** Description of the task **
Reproduce the records below in their entirety, character for character.

** Collected data **
****

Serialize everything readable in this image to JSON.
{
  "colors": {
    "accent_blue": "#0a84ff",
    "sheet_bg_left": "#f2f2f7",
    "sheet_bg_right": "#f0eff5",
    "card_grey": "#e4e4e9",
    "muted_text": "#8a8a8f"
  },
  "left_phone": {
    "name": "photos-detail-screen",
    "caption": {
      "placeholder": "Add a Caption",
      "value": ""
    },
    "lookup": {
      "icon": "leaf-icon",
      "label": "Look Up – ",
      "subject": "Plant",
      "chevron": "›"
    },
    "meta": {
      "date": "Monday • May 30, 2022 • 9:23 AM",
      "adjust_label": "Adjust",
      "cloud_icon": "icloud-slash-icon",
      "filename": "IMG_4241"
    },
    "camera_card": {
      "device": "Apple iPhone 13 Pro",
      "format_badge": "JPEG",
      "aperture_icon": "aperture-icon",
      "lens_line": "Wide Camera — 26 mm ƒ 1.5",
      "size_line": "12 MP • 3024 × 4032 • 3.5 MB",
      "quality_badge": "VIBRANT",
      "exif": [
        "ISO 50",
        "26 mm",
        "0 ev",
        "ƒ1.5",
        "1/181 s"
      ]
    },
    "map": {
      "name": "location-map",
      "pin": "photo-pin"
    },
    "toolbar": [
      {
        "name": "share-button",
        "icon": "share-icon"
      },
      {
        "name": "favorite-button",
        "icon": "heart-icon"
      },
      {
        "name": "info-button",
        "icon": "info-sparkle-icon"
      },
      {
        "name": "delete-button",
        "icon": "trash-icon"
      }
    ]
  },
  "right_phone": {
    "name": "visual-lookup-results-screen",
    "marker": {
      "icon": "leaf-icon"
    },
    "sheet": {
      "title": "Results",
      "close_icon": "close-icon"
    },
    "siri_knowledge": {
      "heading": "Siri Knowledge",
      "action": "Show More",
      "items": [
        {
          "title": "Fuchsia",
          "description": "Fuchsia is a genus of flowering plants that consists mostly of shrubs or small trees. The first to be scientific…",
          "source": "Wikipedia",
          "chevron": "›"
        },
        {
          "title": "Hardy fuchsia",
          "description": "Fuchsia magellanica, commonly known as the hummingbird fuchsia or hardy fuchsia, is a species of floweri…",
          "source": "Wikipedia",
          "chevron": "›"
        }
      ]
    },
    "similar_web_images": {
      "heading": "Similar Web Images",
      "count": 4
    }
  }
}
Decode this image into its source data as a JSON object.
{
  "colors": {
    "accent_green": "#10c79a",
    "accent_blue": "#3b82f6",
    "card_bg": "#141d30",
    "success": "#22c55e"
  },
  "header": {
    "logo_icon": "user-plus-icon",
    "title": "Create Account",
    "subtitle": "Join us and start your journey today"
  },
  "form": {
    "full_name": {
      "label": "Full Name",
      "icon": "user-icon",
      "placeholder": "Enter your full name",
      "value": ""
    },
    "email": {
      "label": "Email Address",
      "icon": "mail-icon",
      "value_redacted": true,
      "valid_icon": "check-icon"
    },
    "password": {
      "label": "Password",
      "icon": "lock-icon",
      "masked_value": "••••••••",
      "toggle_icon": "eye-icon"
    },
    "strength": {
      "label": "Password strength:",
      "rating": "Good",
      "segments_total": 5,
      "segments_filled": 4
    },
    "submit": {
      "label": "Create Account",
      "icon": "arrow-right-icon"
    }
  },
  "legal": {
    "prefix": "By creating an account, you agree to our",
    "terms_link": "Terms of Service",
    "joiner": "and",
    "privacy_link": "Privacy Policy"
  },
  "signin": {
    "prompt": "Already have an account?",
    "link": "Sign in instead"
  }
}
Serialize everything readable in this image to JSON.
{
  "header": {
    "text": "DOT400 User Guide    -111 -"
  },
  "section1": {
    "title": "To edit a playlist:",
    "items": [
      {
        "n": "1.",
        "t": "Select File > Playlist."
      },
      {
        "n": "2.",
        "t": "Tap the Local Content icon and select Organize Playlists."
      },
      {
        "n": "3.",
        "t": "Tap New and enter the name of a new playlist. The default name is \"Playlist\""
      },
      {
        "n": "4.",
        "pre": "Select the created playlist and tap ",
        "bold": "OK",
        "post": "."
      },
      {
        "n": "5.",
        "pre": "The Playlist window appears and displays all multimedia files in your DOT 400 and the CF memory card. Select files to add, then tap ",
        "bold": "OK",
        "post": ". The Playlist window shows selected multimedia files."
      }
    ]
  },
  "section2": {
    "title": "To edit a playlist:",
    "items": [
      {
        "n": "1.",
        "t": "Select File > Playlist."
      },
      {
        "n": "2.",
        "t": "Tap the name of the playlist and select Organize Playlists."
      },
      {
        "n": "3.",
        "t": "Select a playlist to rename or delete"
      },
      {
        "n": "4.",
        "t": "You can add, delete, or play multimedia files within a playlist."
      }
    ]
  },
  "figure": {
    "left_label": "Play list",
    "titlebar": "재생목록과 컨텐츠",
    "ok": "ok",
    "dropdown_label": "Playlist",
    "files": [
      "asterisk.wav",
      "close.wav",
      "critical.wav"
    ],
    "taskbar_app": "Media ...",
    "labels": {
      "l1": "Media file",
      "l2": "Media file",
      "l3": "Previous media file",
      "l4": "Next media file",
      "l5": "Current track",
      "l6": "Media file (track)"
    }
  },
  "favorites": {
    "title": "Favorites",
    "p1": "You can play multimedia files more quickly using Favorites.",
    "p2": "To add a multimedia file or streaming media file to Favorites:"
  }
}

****

** Answer space **
Serialize everything readable in this image to JSON.
{
  "colors": {
    "accent_blue": "#0a84ff",
    "sheet_bg_left": "#f2f2f7",
    "sheet_bg_right": "#f0eff5",
    "card_grey": "#e4e4e9",
    "muted_text": "#8a8a8f"
  },
  "left_phone": {
    "name": "photos-detail-screen",
    "caption": {
      "placeholder": "Add a Caption",
      "value": ""
    },
    "lookup": {
      "icon": "leaf-icon",
      "label": "Look Up – ",
      "subject": "Plant",
      "chevron": "›"
    },
    "meta": {
      "date": "Monday • May 30, 2022 • 9:23 AM",
      "adjust_label": "Adjust",
      "cloud_icon": "icloud-slash-icon",
      "filename": "IMG_4241"
    },
    "camera_card": {
      "device": "Apple iPhone 13 Pro",
      "format_badge": "JPEG",
      "aperture_icon": "aperture-icon",
      "lens_line": "Wide Camera — 26 mm ƒ 1.5",
      "size_line": "12 MP • 3024 × 4032 • 3.5 MB",
      "quality_badge": "VIBRANT",
      "exif": [
        "ISO 50",
        "26 mm",
        "0 ev",
        "ƒ1.5",
        "1/181 s"
      ]
    },
    "map": {
      "name": "location-map",
      "pin": "photo-pin"
    },
    "toolbar": [
      {
        "name": "share-button",
        "icon": "share-icon"
      },
      {
        "name": "favorite-button",
        "icon": "heart-icon"
      },
      {
        "name": "info-button",
        "icon": "info-sparkle-icon"
      },
      {
        "name": "delete-button",
        "icon": "trash-icon"
      }
    ]
  },
  "right_phone": {
    "name": "visual-lookup-results-screen",
    "marker": {
      "icon": "leaf-icon"
    },
    "sheet": {
      "title": "Results",
      "close_icon": "close-icon"
    },
    "siri_knowledge": {
      "heading": "Siri Knowledge",
      "action": "Show More",
      "items": [
        {
          "title": "Fuchsia",
          "description": "Fuchsia is a genus of flowering plants that consists mostly of shrubs or small trees. The first to be scientific…",
          "source": "Wikipedia",
          "chevron": "›"
        },
        {
          "title": "Hardy fuchsia",
          "description": "Fuchsia magellanica, commonly known as the hummingbird fuchsia or hardy fuchsia, is a species of floweri…",
          "source": "Wikipedia",
          "chevron": "›"
        }
      ]
    },
    "similar_web_images": {
      "heading": "Similar Web Images",
      "count": 4
    }
  }
}
Decode this image into its source data as a JSON object.
{
  "colors": {
    "accent_green": "#10c79a",
    "accent_blue": "#3b82f6",
    "card_bg": "#141d30",
    "success": "#22c55e"
  },
  "header": {
    "logo_icon": "user-plus-icon",
    "title": "Create Account",
    "subtitle": "Join us and start your journey today"
  },
  "form": {
    "full_name": {
      "label": "Full Name",
      "icon": "user-icon",
      "placeholder": "Enter your full name",
      "value": ""
    },
    "email": {
      "label": "Email Address",
      "icon": "mail-icon",
      "value_redacted": true,
      "valid_icon": "check-icon"
    },
    "password": {
      "label": "Password",
      "icon": "lock-icon",
      "masked_value": "••••••••",
      "toggle_icon": "eye-icon"
    },
    "strength": {
      "label": "Password strength:",
      "rating": "Good",
      "segments_total": 5,
      "segments_filled": 4
    },
    "submit": {
      "label": "Create Account",
      "icon": "arrow-right-icon"
    }
  },
  "legal": {
    "prefix": "By creating an account, you agree to our",
    "terms_link": "Terms of Service",
    "joiner": "and",
    "privacy_link": "Privacy Policy"
  },
  "signin": {
    "prompt": "Already have an account?",
    "link": "Sign in instead"
  }
}
Serialize everything readable in this image to JSON.
{
  "header": {
    "text": "DOT400 User Guide    -111 -"
  },
  "section1": {
    "title": "To edit a playlist:",
    "items": [
      {
        "n": "1.",
        "t": "Select File > Playlist."
      },
      {
        "n": "2.",
        "t": "Tap the Local Content icon and select Organize Playlists."
      },
      {
        "n": "3.",
        "t": "Tap New and enter the name of a new playlist. The default name is \"Playlist\""
      },
      {
        "n": "4.",
        "pre": "Select the created playlist and tap ",
        "bold": "OK",
        "post": "."
      },
      {
        "n": "5.",
        "pre": "The Playlist window appears and displays all multimedia files in your DOT 400 and the CF memory card. Select files to add, then tap ",
        "bold": "OK",
        "post": ". The Playlist window shows selected multimedia files."
      }
    ]
  },
  "section2": {
    "title": "To edit a playlist:",
    "items": [
      {
        "n": "1.",
        "t": "Select File > Playlist."
      },
      {
        "n": "2.",
        "t": "Tap the name of the playlist and select Organize Playlists."
      },
      {
        "n": "3.",
        "t": "Select a playlist to rename or delete"
      },
      {
        "n": "4.",
        "t": "You can add, delete, or play multimedia files within a playlist."
      }
    ]
  },
  "figure": {
    "left_label": "Play list",
    "titlebar": "재생목록과 컨텐츠",
    "ok": "ok",
    "dropdown_label": "Playlist",
    "files": [
      "asterisk.wav",
      "close.wav",
      "critical.wav"
    ],
    "taskbar_app": "Media ...",
    "labels": {
      "l1": "Media file",
      "l2": "Media file",
      "l3": "Previous media file",
      "l4": "Next media file",
      "l5": "Current track",
      "l6": "Media file (track)"
    }
  },
  "favorites": {
    "title": "Favorites",
    "p1": "You can play multimedia files more quickly using Favorites.",
    "p2": "To add a multimedia file or streaming media file to Favorites:"
  }
}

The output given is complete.